This Article is From Feb 24, 2015

Could American Sniper Sneak Up in Two-Horse Oscar Race?

Could American Sniper Sneak Up in Two-Horse Oscar Race?

A still from American Sniper

Los Angeles:

With only a week to go before the Oscars, the all-important Best Picture prize appears locked in a two-horse race between dark comedy Birdman and coming-of-age drama Boyhood. (Also Read: American Sniper Triggers Angry Debate About Iraq)

But as Hollywood counts down the days to next Sunday's show, some are suggesting that controversial blockbuster American Sniper could yet surprise, and best the two indie films.

"Boyhood and Birdman are the frontrunners, and American Sniper is the dark horse," Matthew Belloni, executive editor of industry journal The Hollywood Reporter, told AFP.

"I wouldn't be surprised if American Sniper had a last-minute surge, because of how well it's doing at the box office," he added, referring to the movie's $365 million-plus global box office haul so far.

The Academy Awards have traditionally favored more independent, art-house fare for Best Picture, handed out at the climax of Hollywood's annual December-to-February awards season.

Birdman - about a washed-up superhero film star battling to revive his career on the stage - is definitely more along its usual lines, as is Boyhood, which took 12 years to make as the actors aged in real time.

Both have fared well in pre-Oscars shows, with Boyhood taking the Golden Globes' best film, while Birdman won a string of awards including top prizes at the Screen Actors Guild and Directors Guild of America.

But Clint Eastwood's American Sniper has unexpectedly stirred up the race, grabbing headlines both for its massive box office success and a row over its portrayal an Iraq war warrior.

Filmmaker Michael Moore claimed it hero-worships former Navy SEAL Chris Kyle, while Tea Party firebrand and former vice-presidential nominee Sarah Palin said leftists were "not fit to shine Chris Kyle's combat boots."

The question is, how many of the 6,000-odd voting members of the prestigious Academy of Motion Picture Arts and Sciences, the industry's elite body, will be swayed at this late stage?

They began casting ballots on February 6, and voting closes on Tuesday at 5:00 pm (0100 GMT Monday) -- after which only two PriceWaterhouse Coopers staff will know the results before the envelopes are opened on stage next Sunday.

While the Best Picture race is too close to call, several of the other key categories are seen as much easier to predict.

Julianne Moore is almost universally expected to win best actress for playing a professor suffering from early-onset Alzheimer's Disease in Still Alice.

Patricia Arquette is the favorite for best supporting actress as the mother in Boyhood.

Best actor is between Birdman star Michael Keaton and Britain's Eddie Redmayne as astrophysicist Stephen Hawking in The Theory of Everything, while JK Simmons is tipped for supporting actor for jazz drama Whiplash.

Mr Belloni said his personal forecast for best director is Mexico's Alejandro Inarritu for Birdman -- with the best picture going to Boyhood.

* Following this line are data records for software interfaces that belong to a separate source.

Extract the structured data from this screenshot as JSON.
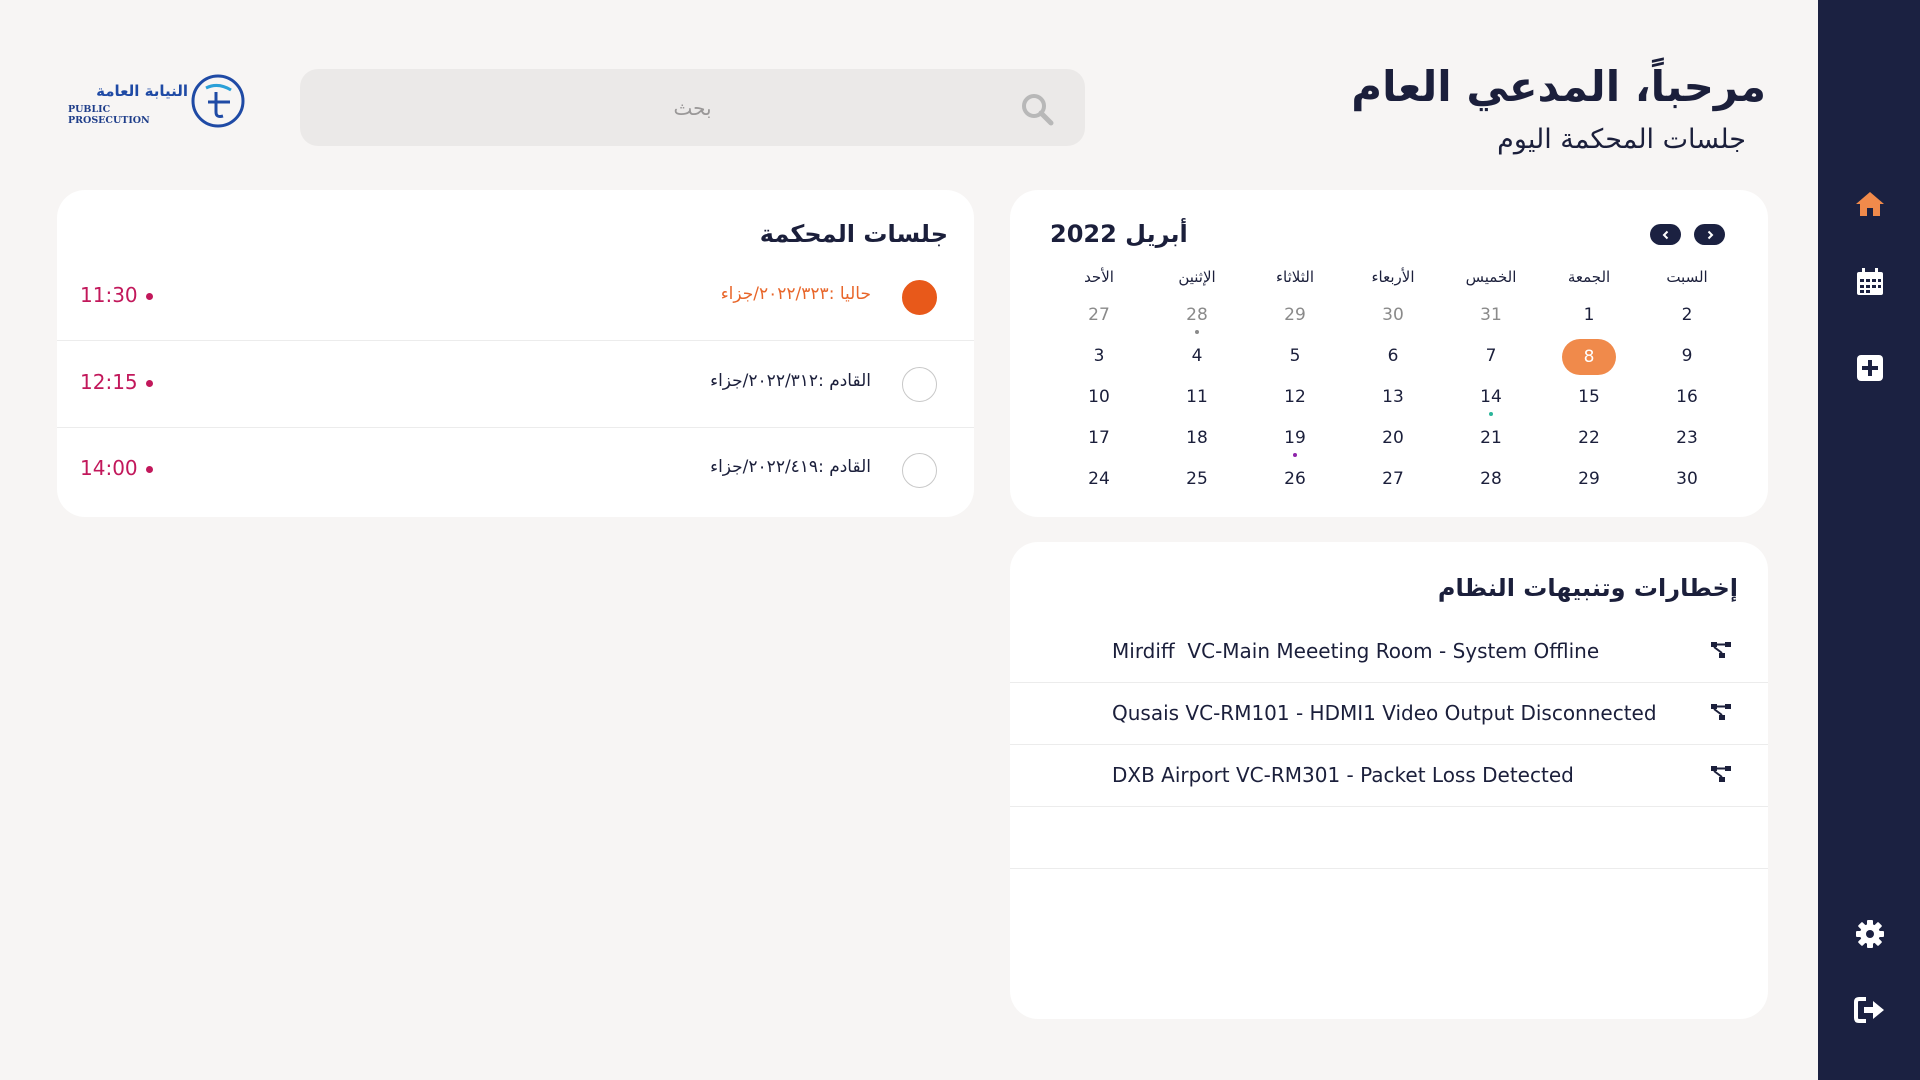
{
  "header": {
    "title": "مرحباً، المدعي العام",
    "subtitle": "جلسات المحكمة اليوم",
    "search_placeholder": "بحث",
    "logo_text_ar": "النيابة العامة",
    "logo_text_en": "PUBLIC PROSECUTION"
  },
  "sidebar": {
    "items": [
      {
        "icon": "home-icon",
        "color": "#f08a4b"
      },
      {
        "icon": "calendar-icon",
        "color": "#ffffff"
      },
      {
        "icon": "add-icon",
        "color": "#ffffff"
      },
      {
        "icon": "settings-icon",
        "color": "#ffffff"
      },
      {
        "icon": "logout-icon",
        "color": "#ffffff"
      }
    ]
  },
  "sessions": {
    "title": "جلسات المحكمة",
    "items": [
      {
        "text": "حاليا :٢٠٢٢/٣٢٣/جزاء",
        "time": "11:30",
        "current": true
      },
      {
        "text": "القادم :٢٠٢٢/٣١٢/جزاء",
        "time": "12:15",
        "current": false
      },
      {
        "text": "القادم :٢٠٢٢/٤١٩/جزاء",
        "time": "14:00",
        "current": false
      }
    ]
  },
  "calendar": {
    "month_label": "أبريل 2022",
    "weekdays": [
      "السبت",
      "الجمعة",
      "الخميس",
      "الأربعاء",
      "الثلاثاء",
      "الإثنين",
      "الأحد"
    ],
    "weeks": [
      [
        {
          "d": "2"
        },
        {
          "d": "1"
        },
        {
          "d": "31",
          "muted": true
        },
        {
          "d": "30",
          "muted": true
        },
        {
          "d": "29",
          "muted": true
        },
        {
          "d": "28",
          "muted": true,
          "dot": "#8a8a8a"
        },
        {
          "d": "27",
          "muted": true
        }
      ],
      [
        {
          "d": "9"
        },
        {
          "d": "8",
          "today": true
        },
        {
          "d": "7"
        },
        {
          "d": "6"
        },
        {
          "d": "5"
        },
        {
          "d": "4"
        },
        {
          "d": "3"
        }
      ],
      [
        {
          "d": "16"
        },
        {
          "d": "15"
        },
        {
          "d": "14",
          "dot": "#2bb59a"
        },
        {
          "d": "13"
        },
        {
          "d": "12"
        },
        {
          "d": "11"
        },
        {
          "d": "10"
        }
      ],
      [
        {
          "d": "23"
        },
        {
          "d": "22"
        },
        {
          "d": "21"
        },
        {
          "d": "20"
        },
        {
          "d": "19",
          "dot": "#8e24aa"
        },
        {
          "d": "18"
        },
        {
          "d": "17"
        }
      ],
      [
        {
          "d": "30"
        },
        {
          "d": "29"
        },
        {
          "d": "28"
        },
        {
          "d": "27"
        },
        {
          "d": "26"
        },
        {
          "d": "25"
        },
        {
          "d": "24"
        }
      ]
    ],
    "accent": "#f08a4b"
  },
  "alerts": {
    "title": "إخطارات وتنبيهات النظام",
    "items": [
      {
        "text": "Mirdiff  VC-Main Meeeting Room - System Offline"
      },
      {
        "text": "Qusais VC-RM101 - HDMI1 Video Output Disconnected"
      },
      {
        "text": "DXB Airport VC-RM301 - Packet Loss Detected"
      },
      {
        "text": ""
      }
    ]
  }
}
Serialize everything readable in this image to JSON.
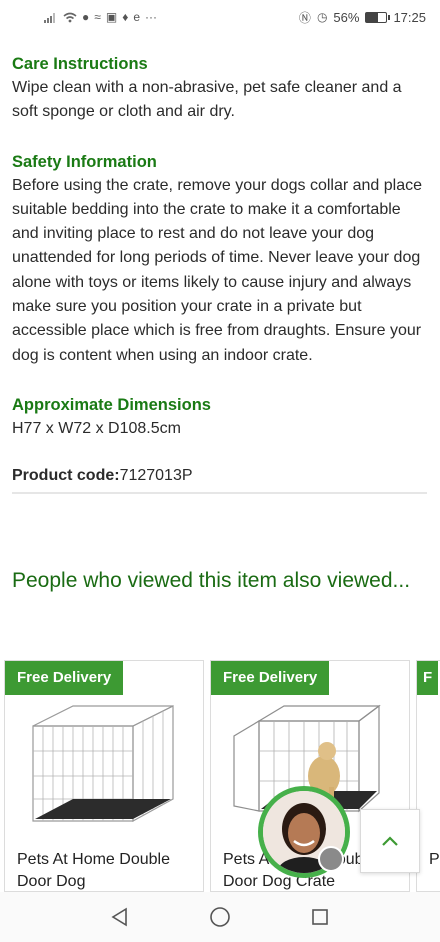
{
  "status_bar": {
    "left_dots": "···",
    "battery_percent": "56%",
    "battery_level": 0.56,
    "time": "17:25"
  },
  "care": {
    "heading": "Care Instructions",
    "body": "Wipe clean with a non-abrasive, pet safe cleaner and a soft sponge or cloth and air dry."
  },
  "safety": {
    "heading": "Safety Information",
    "body": "Before using the crate, remove your dogs collar and place suitable bedding into the crate to make it a comfortable and inviting place to rest and do not leave your dog unattended for long periods of time. Never leave your dog alone with toys or items likely to cause injury and always make sure you position your crate in a private but accessible place which is free from draughts. Ensure your dog is content when using an indoor crate."
  },
  "dimensions": {
    "heading": "Approximate Dimensions",
    "value": "H77 x W72 x D108.5cm"
  },
  "product_code": {
    "label": "Product code:",
    "value": "7127013P"
  },
  "also_viewed": {
    "heading": "People who viewed this item also viewed...",
    "items": [
      {
        "badge": "Free Delivery",
        "title": "Pets At Home Double Door Dog"
      },
      {
        "badge": "Free Delivery",
        "title": "Pets At Home Double Door Dog Crate"
      },
      {
        "badge": "F",
        "title": "P D"
      }
    ]
  },
  "icons": {
    "wifi": "wifi-icon",
    "signal": "signal-icon",
    "nfc": "nfc-icon",
    "alarm": "alarm-icon",
    "battery": "battery-icon",
    "back": "back-triangle-icon",
    "home": "home-circle-icon",
    "recents": "recents-square-icon",
    "scroll_top": "chevron-up-icon"
  },
  "colors": {
    "heading_green": "#1a7a14",
    "badge_green": "#3d9a33",
    "avatar_ring": "#46b04a"
  }
}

"So the Academy will split... much like it did last year," he said, referring to 12 Years a Slave taking the best film prize in 2014, while Gravity helmer Alfonso Cuaron -- also Mexican -- took best director.

- Uproar over all-white nominees -

Talking of 12 Years a Slave, there was uproar last month when Oscar nominations were announced, over the fact that every single one of the 20 acting nominees are white.

While Martin Luther King Jr movie Selma is among the eight Best Picture nominees, eyebrows were raised that neither its British star David Oyelowo nor director Ava DuVernay were shortlisted individually.

"The real snub here is that David Oyelowo... I think a lot of people were surprised that he did not get a nomination for that," said Mr Belloni.

More broadly, he said, Academy members "feel bad" that only white actors were nominated this year, but added: "I think the problem goes deeper than that.

"The Academy nominates the films that are put up for contention, and other than Selma there really weren't films that featured minority actors in leading and hefty roles," Mr Belloni added.

"It goes to the kinds of movies that are getting green-lit in Hollywood, and the kinds of people who are making those decisions. Hollywood has made strides in recent years to rectify the diversity problem, but it still exists."